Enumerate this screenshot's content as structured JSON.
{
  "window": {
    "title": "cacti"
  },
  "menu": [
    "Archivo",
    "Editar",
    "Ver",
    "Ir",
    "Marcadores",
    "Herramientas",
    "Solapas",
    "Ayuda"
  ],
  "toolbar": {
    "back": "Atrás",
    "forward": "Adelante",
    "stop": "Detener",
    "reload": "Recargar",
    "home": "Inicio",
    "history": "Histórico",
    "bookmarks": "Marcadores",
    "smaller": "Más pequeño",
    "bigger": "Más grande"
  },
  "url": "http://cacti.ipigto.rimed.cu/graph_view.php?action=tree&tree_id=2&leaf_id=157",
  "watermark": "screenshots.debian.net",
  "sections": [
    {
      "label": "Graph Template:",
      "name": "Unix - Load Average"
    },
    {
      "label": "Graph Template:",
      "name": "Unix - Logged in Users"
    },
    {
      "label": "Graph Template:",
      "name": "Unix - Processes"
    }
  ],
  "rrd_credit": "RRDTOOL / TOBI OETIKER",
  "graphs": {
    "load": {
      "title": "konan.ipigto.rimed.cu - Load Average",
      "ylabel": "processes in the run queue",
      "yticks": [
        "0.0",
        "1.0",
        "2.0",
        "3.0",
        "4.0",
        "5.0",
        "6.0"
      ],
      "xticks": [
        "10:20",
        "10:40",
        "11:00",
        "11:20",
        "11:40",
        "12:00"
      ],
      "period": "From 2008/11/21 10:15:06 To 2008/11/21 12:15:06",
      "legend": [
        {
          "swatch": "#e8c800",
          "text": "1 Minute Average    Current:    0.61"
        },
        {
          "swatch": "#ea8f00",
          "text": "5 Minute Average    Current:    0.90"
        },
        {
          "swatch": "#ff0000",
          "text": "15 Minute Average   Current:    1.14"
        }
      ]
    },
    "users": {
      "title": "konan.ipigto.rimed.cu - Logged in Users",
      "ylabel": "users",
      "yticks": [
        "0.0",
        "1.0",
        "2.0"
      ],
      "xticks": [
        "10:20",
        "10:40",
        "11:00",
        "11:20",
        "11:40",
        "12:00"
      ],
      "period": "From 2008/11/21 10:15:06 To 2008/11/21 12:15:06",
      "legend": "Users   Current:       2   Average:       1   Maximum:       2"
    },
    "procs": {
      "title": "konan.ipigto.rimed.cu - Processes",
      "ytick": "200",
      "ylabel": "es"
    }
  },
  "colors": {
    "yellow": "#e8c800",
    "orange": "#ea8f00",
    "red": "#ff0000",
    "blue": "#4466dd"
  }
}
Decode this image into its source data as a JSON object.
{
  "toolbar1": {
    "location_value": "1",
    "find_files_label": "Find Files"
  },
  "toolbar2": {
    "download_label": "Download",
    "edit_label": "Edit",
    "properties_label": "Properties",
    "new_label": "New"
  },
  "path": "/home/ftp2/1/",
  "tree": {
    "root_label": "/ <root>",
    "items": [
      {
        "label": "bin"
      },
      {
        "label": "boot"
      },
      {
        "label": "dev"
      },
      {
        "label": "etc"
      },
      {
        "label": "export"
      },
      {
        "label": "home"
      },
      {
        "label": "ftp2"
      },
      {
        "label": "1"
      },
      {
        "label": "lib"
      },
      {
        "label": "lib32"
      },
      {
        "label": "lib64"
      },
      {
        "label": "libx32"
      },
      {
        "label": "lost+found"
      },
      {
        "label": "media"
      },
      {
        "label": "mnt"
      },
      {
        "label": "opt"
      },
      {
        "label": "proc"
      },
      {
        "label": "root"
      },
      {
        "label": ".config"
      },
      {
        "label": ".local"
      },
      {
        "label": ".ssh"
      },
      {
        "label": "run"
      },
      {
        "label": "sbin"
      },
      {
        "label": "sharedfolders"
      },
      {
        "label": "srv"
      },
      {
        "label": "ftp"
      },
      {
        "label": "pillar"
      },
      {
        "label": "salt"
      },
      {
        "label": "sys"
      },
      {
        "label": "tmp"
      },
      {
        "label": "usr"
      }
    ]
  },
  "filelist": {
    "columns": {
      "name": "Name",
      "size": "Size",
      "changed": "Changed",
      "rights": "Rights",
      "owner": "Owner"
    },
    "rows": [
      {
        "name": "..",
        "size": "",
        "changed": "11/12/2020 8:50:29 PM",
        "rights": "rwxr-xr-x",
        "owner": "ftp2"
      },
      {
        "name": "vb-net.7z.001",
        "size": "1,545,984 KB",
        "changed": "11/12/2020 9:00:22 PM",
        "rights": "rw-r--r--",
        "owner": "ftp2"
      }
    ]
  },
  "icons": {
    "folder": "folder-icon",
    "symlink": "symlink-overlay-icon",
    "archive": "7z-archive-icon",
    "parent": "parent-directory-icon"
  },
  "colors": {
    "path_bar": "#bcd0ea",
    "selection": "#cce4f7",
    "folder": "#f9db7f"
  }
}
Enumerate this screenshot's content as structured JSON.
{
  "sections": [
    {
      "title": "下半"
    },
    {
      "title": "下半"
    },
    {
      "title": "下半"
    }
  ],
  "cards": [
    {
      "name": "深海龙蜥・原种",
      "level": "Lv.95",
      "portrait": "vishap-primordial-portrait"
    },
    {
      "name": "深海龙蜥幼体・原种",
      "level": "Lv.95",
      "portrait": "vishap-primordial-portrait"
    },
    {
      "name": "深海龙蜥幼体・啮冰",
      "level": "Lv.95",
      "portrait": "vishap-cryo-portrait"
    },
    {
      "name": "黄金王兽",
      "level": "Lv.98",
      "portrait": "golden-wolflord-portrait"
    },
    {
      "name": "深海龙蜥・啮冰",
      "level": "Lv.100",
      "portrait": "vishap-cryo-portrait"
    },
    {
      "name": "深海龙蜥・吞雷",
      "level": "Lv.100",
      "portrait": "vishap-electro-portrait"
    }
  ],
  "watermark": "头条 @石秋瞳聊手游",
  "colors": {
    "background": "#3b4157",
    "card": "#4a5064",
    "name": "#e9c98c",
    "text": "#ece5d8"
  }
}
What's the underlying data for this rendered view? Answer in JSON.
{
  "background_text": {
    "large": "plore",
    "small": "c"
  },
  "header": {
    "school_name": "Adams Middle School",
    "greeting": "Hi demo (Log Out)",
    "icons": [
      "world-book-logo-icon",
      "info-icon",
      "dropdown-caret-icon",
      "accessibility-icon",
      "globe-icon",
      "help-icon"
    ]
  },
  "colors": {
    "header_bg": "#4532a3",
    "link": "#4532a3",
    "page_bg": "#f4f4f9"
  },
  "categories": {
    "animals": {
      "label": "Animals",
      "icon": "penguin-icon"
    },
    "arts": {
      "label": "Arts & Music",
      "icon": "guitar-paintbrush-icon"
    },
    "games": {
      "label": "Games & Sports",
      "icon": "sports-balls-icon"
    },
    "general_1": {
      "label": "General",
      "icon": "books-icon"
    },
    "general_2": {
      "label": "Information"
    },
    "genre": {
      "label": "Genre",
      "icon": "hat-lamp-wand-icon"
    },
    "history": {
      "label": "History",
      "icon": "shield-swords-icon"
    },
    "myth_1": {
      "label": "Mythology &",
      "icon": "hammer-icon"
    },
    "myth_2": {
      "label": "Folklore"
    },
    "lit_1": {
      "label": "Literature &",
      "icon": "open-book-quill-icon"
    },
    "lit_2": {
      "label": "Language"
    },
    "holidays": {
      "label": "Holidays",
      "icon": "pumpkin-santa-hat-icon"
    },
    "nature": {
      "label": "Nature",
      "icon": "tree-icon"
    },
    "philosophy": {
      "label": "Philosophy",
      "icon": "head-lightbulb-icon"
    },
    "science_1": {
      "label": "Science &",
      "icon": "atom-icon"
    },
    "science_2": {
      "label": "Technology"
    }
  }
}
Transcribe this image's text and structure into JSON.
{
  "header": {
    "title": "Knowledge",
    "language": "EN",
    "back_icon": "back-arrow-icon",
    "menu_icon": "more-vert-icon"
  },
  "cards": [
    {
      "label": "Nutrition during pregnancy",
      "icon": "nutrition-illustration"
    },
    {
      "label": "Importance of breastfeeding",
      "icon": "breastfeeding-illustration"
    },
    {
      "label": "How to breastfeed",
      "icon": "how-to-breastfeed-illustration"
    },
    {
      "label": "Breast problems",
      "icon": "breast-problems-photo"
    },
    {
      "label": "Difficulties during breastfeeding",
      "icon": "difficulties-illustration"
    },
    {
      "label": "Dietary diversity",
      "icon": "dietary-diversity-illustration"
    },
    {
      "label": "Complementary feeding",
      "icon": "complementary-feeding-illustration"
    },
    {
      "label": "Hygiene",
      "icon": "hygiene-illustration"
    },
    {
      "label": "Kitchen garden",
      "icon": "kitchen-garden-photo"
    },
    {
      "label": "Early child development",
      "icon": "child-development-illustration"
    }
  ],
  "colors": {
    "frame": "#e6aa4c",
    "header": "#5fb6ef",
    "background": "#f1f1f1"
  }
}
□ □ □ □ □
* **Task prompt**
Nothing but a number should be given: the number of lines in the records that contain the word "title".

* **Answer to this exercise**
8